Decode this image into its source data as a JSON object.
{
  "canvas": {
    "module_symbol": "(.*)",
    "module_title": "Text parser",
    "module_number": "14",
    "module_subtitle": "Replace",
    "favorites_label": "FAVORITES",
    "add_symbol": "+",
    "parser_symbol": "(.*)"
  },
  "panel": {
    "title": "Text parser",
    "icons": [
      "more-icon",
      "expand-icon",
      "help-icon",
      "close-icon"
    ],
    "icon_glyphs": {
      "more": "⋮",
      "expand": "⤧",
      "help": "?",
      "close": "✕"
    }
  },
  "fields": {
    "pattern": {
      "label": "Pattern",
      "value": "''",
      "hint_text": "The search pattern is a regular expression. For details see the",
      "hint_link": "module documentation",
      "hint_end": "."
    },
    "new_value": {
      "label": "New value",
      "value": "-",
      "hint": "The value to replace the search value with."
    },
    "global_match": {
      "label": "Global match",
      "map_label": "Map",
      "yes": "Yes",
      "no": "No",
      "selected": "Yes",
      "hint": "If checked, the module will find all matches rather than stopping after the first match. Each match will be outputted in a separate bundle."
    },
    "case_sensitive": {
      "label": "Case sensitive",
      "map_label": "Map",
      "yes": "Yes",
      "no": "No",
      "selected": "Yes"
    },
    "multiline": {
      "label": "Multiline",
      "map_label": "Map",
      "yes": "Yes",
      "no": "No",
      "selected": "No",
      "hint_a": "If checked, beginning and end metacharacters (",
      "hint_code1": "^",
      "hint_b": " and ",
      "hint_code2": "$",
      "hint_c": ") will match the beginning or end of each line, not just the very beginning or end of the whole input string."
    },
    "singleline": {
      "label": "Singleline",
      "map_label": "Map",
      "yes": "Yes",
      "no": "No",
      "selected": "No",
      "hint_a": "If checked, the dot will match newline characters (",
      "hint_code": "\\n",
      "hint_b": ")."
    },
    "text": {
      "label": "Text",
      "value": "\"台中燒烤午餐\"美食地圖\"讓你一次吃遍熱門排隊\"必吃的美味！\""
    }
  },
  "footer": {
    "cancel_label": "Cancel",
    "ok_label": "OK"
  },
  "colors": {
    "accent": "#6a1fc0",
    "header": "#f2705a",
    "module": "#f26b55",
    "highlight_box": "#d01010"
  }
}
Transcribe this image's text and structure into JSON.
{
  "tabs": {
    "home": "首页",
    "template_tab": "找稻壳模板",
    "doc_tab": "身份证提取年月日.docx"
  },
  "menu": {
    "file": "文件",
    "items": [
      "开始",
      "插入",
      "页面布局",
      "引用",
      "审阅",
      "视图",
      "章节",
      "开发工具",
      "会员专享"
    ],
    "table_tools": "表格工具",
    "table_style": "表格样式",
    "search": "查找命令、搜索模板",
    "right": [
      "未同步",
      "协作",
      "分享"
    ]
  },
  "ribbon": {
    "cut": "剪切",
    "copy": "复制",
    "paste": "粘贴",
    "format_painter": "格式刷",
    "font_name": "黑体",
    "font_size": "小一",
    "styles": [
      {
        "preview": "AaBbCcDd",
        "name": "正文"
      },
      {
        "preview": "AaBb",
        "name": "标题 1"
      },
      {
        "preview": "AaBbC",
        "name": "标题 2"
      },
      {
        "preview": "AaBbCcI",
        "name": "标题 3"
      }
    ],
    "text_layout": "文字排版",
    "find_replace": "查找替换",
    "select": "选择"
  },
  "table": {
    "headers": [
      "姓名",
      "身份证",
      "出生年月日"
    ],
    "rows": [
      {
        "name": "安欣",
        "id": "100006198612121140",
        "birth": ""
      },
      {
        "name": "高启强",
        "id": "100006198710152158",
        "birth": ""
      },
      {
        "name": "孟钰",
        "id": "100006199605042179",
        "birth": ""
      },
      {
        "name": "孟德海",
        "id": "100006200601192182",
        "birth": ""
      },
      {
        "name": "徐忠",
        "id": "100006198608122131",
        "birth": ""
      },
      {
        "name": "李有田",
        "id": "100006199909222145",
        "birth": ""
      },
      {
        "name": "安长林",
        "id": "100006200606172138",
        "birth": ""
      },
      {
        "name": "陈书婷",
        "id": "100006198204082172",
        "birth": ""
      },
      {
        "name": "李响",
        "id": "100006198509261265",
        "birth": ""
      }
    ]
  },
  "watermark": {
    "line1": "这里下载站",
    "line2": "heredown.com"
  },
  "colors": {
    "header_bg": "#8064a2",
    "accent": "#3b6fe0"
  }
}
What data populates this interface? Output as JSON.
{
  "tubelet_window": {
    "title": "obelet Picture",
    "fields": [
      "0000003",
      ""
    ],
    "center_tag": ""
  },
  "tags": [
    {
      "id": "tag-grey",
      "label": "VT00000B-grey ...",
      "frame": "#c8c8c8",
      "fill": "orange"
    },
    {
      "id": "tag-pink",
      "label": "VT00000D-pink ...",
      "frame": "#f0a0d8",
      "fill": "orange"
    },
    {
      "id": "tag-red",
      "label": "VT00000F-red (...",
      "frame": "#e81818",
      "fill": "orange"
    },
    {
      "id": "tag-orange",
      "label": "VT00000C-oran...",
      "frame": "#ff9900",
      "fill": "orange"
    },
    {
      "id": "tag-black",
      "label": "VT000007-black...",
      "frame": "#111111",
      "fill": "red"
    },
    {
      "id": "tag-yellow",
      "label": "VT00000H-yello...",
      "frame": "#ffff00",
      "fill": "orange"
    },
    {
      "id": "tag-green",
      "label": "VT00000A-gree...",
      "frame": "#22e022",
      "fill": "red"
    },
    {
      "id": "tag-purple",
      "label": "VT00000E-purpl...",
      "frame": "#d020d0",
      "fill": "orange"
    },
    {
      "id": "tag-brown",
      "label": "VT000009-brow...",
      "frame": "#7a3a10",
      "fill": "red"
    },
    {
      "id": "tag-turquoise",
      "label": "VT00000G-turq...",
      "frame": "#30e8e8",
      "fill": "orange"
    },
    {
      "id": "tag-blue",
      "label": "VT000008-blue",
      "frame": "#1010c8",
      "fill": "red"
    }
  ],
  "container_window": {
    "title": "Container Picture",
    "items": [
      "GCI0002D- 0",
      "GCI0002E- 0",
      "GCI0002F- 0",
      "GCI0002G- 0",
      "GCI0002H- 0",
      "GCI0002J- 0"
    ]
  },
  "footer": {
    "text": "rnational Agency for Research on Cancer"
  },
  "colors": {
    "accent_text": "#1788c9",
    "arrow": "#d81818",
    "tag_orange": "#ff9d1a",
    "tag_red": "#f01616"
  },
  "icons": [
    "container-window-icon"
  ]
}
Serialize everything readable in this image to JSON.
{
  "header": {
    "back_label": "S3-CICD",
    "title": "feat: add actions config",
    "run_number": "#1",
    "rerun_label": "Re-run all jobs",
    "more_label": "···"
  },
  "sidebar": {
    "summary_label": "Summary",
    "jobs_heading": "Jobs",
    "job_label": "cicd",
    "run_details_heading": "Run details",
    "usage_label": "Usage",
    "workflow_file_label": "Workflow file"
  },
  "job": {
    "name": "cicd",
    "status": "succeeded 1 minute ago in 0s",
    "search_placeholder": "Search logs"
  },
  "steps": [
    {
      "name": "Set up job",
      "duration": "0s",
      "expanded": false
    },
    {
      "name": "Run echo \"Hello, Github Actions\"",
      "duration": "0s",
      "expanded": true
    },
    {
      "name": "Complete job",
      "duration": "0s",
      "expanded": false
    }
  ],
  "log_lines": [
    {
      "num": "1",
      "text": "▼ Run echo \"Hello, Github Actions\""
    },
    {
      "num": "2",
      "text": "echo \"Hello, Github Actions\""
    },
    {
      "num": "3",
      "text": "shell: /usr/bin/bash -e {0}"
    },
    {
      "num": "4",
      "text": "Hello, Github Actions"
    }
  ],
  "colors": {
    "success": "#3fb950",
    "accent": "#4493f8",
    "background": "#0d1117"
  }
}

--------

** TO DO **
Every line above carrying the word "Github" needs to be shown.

** FINISHED TASK **
      "name": "Run echo \"Hello, Github Actions\"",
      "text": "▼ Run echo \"Hello, Github Actions\""
      "text": "echo \"Hello, Github Actions\""
      "text": "Hello, Github Actions"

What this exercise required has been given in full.